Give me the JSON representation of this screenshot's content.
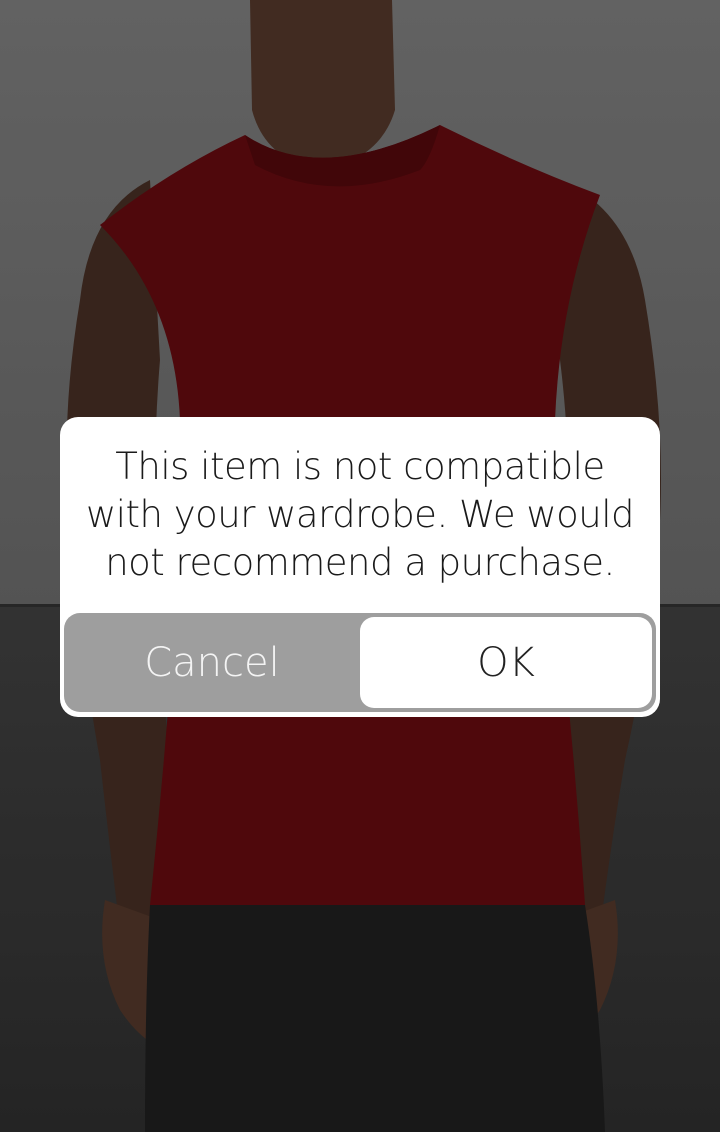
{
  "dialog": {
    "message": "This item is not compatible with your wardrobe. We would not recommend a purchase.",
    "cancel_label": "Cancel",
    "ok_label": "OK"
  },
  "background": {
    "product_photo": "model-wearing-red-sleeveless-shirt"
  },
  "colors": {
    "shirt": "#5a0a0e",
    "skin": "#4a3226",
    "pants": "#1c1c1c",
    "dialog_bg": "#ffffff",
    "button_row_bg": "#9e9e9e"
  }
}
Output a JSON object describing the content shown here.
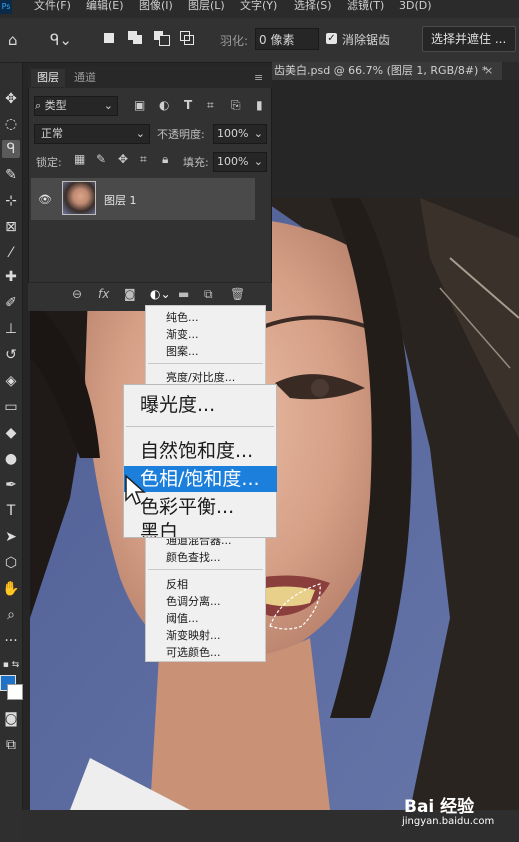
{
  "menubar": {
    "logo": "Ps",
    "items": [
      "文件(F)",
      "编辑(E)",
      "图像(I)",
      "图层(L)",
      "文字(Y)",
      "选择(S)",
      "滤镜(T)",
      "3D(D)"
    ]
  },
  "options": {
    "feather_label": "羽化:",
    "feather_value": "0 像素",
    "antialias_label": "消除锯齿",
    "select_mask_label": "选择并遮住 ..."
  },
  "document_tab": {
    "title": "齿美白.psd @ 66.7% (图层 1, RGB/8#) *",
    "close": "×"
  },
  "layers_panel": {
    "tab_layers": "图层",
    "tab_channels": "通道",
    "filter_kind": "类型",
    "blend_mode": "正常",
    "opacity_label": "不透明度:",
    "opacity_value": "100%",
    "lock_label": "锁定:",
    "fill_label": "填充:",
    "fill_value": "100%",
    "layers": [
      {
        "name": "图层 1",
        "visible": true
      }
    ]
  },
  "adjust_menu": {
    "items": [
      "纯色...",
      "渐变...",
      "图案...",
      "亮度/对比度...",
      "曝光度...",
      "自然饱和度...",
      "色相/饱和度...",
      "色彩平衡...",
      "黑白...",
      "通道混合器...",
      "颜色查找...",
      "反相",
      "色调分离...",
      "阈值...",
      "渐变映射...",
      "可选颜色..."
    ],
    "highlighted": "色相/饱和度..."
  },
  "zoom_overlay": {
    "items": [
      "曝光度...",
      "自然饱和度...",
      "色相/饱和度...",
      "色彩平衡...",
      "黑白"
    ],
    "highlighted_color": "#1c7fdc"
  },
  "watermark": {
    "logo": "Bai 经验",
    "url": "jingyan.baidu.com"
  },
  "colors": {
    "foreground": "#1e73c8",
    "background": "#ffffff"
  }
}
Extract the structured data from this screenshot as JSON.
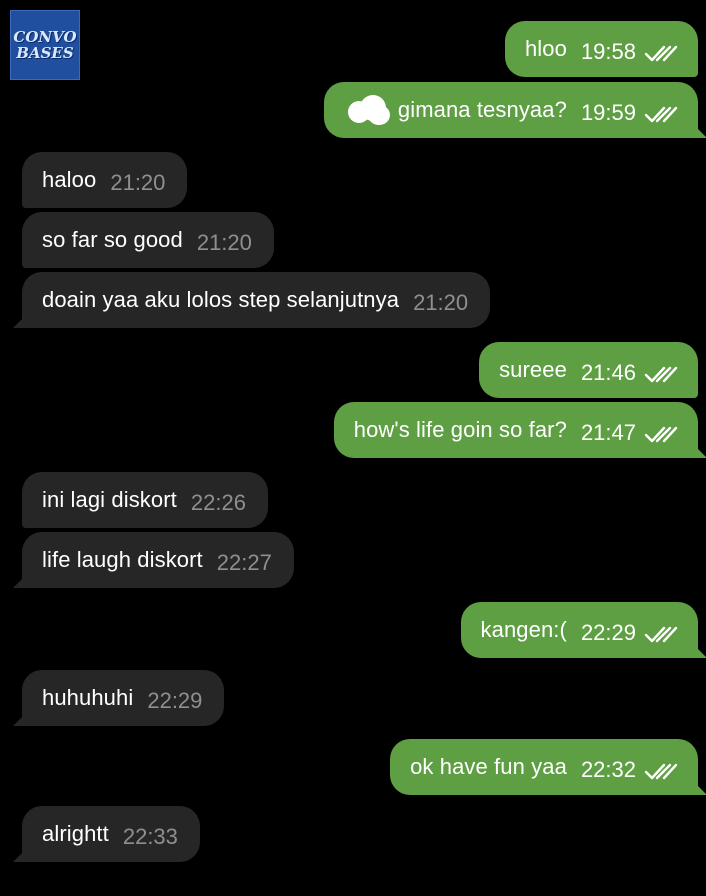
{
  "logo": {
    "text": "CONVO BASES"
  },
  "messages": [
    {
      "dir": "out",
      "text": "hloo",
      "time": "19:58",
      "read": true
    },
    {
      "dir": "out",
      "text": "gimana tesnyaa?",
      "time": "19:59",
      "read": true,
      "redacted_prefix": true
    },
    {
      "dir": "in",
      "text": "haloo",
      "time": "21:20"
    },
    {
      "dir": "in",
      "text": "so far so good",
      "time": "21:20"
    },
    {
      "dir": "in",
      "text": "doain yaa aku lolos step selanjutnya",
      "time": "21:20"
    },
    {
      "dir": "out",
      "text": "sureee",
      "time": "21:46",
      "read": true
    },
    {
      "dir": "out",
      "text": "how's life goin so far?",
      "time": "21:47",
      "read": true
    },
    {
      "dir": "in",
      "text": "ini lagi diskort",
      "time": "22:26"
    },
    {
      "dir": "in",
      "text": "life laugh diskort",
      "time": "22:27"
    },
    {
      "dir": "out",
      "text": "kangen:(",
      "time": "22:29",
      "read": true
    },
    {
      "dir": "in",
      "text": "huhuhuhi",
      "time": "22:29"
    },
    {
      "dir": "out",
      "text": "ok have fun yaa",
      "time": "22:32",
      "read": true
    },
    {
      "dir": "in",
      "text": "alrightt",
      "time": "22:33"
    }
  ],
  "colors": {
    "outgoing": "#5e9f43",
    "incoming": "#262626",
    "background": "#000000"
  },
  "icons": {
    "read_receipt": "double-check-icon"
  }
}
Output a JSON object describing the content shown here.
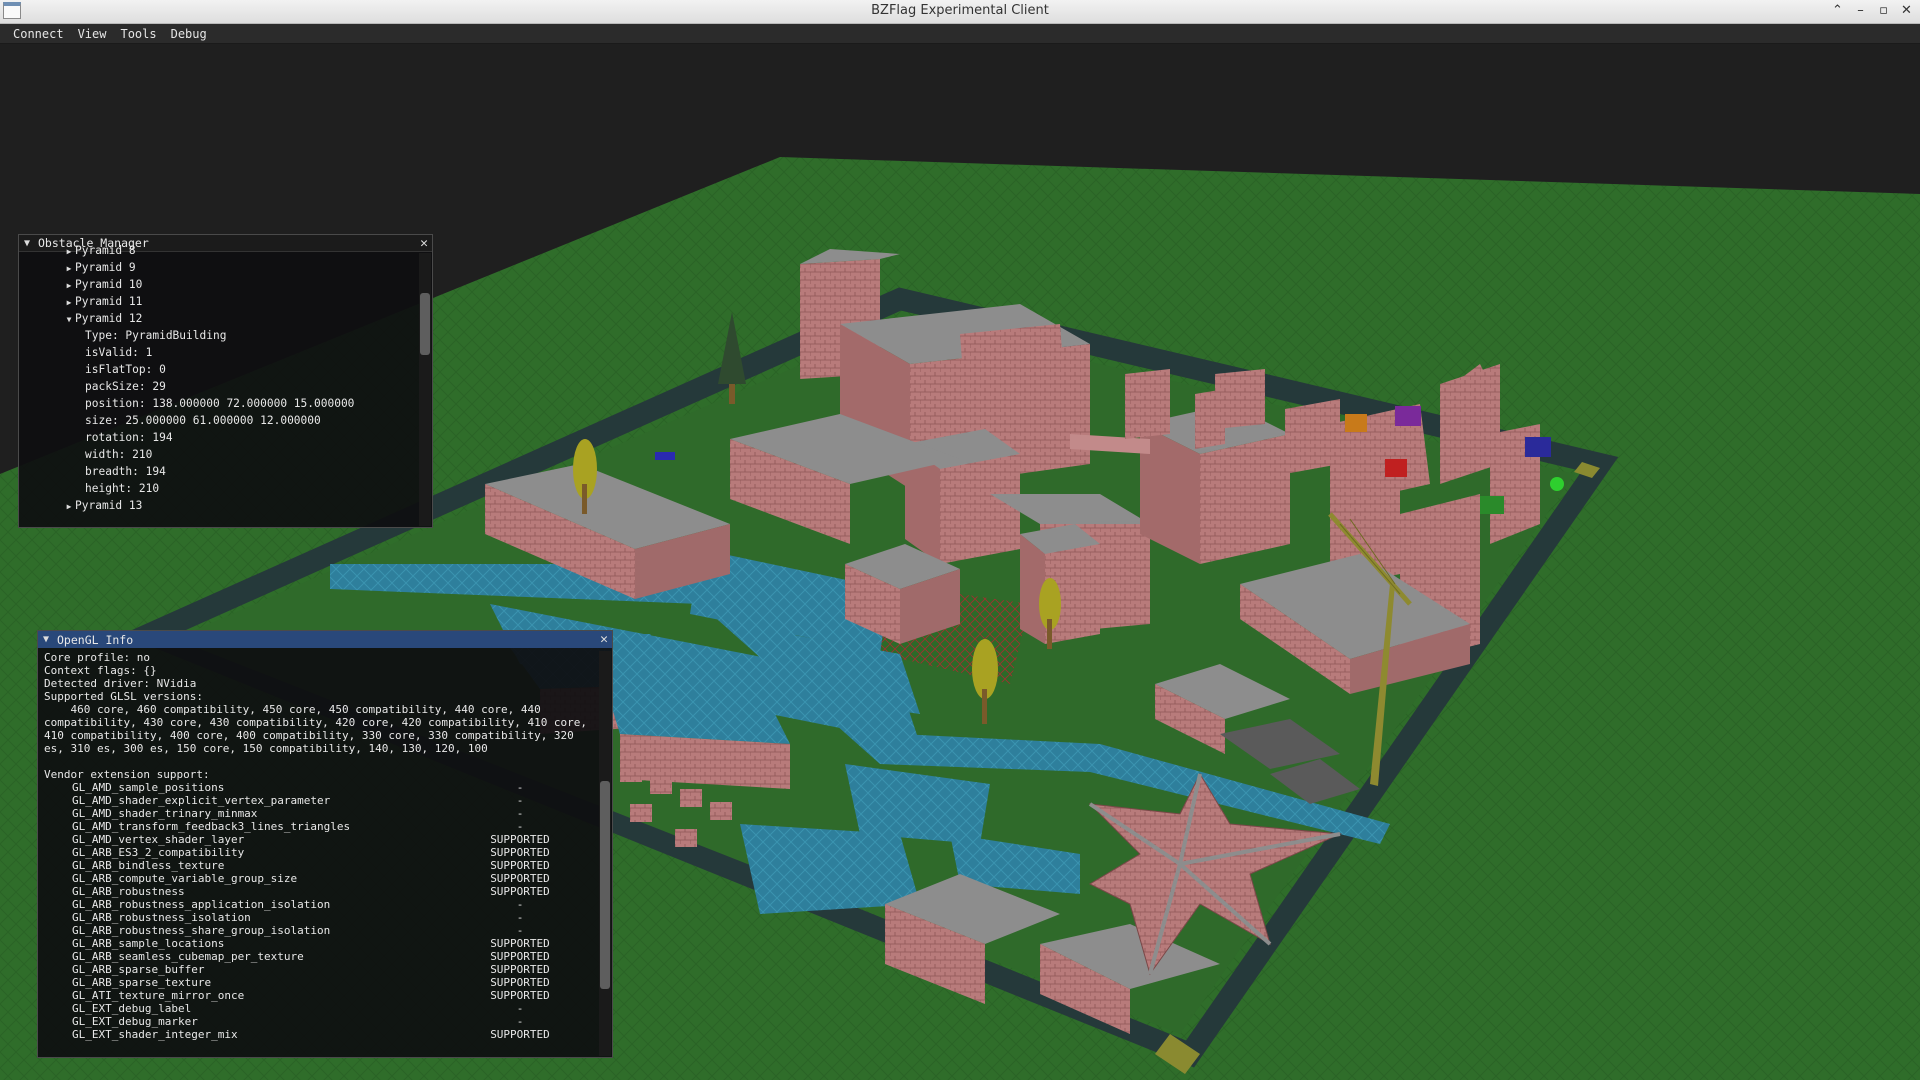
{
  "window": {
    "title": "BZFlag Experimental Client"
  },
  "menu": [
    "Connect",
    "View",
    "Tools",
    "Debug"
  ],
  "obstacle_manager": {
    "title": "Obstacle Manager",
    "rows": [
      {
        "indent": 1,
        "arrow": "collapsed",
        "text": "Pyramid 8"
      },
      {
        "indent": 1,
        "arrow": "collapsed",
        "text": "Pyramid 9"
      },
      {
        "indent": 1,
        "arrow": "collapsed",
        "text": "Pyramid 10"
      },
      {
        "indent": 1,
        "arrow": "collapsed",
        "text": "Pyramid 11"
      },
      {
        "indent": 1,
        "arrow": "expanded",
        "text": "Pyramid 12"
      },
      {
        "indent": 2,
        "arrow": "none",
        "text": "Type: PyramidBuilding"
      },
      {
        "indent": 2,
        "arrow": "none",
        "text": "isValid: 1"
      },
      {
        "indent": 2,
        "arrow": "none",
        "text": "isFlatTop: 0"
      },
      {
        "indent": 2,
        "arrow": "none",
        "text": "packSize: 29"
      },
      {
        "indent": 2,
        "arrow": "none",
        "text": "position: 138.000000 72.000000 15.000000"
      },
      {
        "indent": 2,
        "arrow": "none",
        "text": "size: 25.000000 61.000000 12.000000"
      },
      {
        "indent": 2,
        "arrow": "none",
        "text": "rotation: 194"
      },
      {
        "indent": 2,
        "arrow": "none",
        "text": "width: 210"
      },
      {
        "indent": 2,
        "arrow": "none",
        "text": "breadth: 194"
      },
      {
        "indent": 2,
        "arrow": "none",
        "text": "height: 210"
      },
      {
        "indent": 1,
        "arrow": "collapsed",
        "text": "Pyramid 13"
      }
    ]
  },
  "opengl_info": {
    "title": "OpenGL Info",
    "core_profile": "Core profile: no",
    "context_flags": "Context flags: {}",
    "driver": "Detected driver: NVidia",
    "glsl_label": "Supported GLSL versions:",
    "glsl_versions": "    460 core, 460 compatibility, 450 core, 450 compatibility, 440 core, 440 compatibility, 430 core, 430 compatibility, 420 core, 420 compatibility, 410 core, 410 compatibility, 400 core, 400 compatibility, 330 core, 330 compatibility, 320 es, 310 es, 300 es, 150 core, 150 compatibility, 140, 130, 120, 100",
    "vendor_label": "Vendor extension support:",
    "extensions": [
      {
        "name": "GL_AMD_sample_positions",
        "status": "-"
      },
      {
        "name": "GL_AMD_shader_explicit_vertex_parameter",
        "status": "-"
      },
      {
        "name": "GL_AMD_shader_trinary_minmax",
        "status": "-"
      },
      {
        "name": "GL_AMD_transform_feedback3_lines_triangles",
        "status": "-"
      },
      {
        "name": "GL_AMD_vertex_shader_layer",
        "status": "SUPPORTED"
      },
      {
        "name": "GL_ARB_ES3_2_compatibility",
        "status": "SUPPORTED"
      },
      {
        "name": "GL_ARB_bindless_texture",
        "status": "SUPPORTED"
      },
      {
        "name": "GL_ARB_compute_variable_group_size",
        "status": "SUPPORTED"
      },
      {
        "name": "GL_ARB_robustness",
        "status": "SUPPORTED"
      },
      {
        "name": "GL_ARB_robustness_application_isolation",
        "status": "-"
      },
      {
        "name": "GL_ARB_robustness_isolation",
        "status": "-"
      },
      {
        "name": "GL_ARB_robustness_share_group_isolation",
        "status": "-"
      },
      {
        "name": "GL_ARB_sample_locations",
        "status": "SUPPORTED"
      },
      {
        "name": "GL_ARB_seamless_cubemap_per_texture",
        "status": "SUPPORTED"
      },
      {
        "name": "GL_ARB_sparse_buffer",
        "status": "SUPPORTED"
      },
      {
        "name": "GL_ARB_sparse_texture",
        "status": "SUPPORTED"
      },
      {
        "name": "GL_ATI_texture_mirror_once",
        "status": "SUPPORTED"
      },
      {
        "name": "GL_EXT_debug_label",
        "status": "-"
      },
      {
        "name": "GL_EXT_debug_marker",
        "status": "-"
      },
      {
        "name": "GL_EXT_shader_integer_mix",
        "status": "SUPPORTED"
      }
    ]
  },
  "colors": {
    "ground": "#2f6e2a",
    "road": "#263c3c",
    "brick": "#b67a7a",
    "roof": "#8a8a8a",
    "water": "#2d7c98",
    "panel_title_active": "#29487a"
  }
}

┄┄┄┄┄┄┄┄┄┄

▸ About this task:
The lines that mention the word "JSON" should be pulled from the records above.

▸ Answer to the problem:
Give me the JSON representation of this screenshot's content.
Output a JSON object describing the content shown here.
Extract the structured data from this screenshot as JSON.
Output a JSON object describing the content shown here.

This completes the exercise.